Segment Start: SOURCE DATA
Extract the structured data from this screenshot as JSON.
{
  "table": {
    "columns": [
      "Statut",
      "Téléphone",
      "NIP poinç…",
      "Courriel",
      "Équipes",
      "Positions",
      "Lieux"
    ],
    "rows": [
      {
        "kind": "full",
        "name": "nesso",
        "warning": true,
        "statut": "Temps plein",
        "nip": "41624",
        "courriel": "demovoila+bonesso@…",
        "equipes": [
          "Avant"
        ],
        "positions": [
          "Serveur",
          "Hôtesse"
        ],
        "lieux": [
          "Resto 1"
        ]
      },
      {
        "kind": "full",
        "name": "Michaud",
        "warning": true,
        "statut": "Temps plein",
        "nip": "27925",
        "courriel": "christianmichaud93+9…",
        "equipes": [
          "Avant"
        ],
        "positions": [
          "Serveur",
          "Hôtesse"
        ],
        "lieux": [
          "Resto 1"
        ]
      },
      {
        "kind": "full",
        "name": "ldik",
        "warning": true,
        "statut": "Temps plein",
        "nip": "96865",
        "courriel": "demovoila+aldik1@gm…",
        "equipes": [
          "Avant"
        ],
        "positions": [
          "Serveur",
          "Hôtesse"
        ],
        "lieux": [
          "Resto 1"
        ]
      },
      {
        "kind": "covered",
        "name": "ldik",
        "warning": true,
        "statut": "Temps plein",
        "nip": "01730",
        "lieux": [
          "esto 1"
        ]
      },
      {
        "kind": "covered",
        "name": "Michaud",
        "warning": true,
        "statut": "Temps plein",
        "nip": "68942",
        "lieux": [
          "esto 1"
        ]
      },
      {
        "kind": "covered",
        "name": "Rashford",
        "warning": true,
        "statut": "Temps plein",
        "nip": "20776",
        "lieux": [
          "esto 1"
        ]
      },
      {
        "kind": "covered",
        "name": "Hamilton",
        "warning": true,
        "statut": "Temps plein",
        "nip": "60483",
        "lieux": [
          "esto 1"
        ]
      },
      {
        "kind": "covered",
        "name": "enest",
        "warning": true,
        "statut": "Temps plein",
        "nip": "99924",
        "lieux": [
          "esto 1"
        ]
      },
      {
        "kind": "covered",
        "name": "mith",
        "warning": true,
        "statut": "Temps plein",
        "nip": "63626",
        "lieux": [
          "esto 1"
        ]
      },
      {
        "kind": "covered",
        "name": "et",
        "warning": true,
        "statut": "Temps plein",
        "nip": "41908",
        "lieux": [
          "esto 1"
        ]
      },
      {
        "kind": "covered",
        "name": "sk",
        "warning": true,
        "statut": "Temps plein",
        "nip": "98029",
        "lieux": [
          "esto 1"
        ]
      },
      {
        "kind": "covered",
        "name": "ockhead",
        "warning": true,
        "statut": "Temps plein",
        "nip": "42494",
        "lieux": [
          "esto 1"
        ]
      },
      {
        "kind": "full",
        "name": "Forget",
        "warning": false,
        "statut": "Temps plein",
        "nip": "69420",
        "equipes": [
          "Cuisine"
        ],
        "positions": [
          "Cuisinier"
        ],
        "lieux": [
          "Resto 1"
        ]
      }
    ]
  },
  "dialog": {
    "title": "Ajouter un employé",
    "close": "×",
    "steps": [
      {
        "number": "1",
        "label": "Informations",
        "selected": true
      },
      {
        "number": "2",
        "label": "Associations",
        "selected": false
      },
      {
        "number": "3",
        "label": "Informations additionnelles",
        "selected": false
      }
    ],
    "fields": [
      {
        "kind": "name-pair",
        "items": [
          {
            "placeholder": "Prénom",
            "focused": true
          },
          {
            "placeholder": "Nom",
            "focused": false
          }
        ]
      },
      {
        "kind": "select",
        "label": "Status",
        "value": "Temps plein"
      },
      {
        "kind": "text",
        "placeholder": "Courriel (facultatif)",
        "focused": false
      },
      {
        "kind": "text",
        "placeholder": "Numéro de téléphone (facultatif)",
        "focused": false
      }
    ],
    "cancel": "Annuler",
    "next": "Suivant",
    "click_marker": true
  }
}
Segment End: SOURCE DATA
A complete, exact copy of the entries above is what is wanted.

### RESPONSE BOX:
Extract the structured data from this screenshot as JSON.
{
  "table": {
    "columns": [
      "Statut",
      "Téléphone",
      "NIP poinç…",
      "Courriel",
      "Équipes",
      "Positions",
      "Lieux"
    ],
    "rows": [
      {
        "kind": "full",
        "name": "nesso",
        "warning": true,
        "statut": "Temps plein",
        "nip": "41624",
        "courriel": "demovoila+bonesso@…",
        "equipes": [
          "Avant"
        ],
        "positions": [
          "Serveur",
          "Hôtesse"
        ],
        "lieux": [
          "Resto 1"
        ]
      },
      {
        "kind": "full",
        "name": "Michaud",
        "warning": true,
        "statut": "Temps plein",
        "nip": "27925",
        "courriel": "christianmichaud93+9…",
        "equipes": [
          "Avant"
        ],
        "positions": [
          "Serveur",
          "Hôtesse"
        ],
        "lieux": [
          "Resto 1"
        ]
      },
      {
        "kind": "full",
        "name": "ldik",
        "warning": true,
        "statut": "Temps plein",
        "nip": "96865",
        "courriel": "demovoila+aldik1@gm…",
        "equipes": [
          "Avant"
        ],
        "positions": [
          "Serveur",
          "Hôtesse"
        ],
        "lieux": [
          "Resto 1"
        ]
      },
      {
        "kind": "covered",
        "name": "ldik",
        "warning": true,
        "statut": "Temps plein",
        "nip": "01730",
        "lieux": [
          "esto 1"
        ]
      },
      {
        "kind": "covered",
        "name": "Michaud",
        "warning": true,
        "statut": "Temps plein",
        "nip": "68942",
        "lieux": [
          "esto 1"
        ]
      },
      {
        "kind": "covered",
        "name": "Rashford",
        "warning": true,
        "statut": "Temps plein",
        "nip": "20776",
        "lieux": [
          "esto 1"
        ]
      },
      {
        "kind": "covered",
        "name": "Hamilton",
        "warning": true,
        "statut": "Temps plein",
        "nip": "60483",
        "lieux": [
          "esto 1"
        ]
      },
      {
        "kind": "covered",
        "name": "enest",
        "warning": true,
        "statut": "Temps plein",
        "nip": "99924",
        "lieux": [
          "esto 1"
        ]
      },
      {
        "kind": "covered",
        "name": "mith",
        "warning": true,
        "statut": "Temps plein",
        "nip": "63626",
        "lieux": [
          "esto 1"
        ]
      },
      {
        "kind": "covered",
        "name": "et",
        "warning": true,
        "statut": "Temps plein",
        "nip": "41908",
        "lieux": [
          "esto 1"
        ]
      },
      {
        "kind": "covered",
        "name": "sk",
        "warning": true,
        "statut": "Temps plein",
        "nip": "98029",
        "lieux": [
          "esto 1"
        ]
      },
      {
        "kind": "covered",
        "name": "ockhead",
        "warning": true,
        "statut": "Temps plein",
        "nip": "42494",
        "lieux": [
          "esto 1"
        ]
      },
      {
        "kind": "full",
        "name": "Forget",
        "warning": false,
        "statut": "Temps plein",
        "nip": "69420",
        "equipes": [
          "Cuisine"
        ],
        "positions": [
          "Cuisinier"
        ],
        "lieux": [
          "Resto 1"
        ]
      }
    ]
  },
  "dialog": {
    "title": "Ajouter un employé",
    "close": "×",
    "steps": [
      {
        "number": "1",
        "label": "Informations",
        "selected": true
      },
      {
        "number": "2",
        "label": "Associations",
        "selected": false
      },
      {
        "number": "3",
        "label": "Informations additionnelles",
        "selected": false
      }
    ],
    "fields": [
      {
        "kind": "name-pair",
        "items": [
          {
            "placeholder": "Prénom",
            "focused": true
          },
          {
            "placeholder": "Nom",
            "focused": false
          }
        ]
      },
      {
        "kind": "select",
        "label": "Status",
        "value": "Temps plein"
      },
      {
        "kind": "text",
        "placeholder": "Courriel (facultatif)",
        "focused": false
      },
      {
        "kind": "text",
        "placeholder": "Numéro de téléphone (facultatif)",
        "focused": false
      }
    ],
    "cancel": "Annuler",
    "next": "Suivant",
    "click_marker": true
  }
}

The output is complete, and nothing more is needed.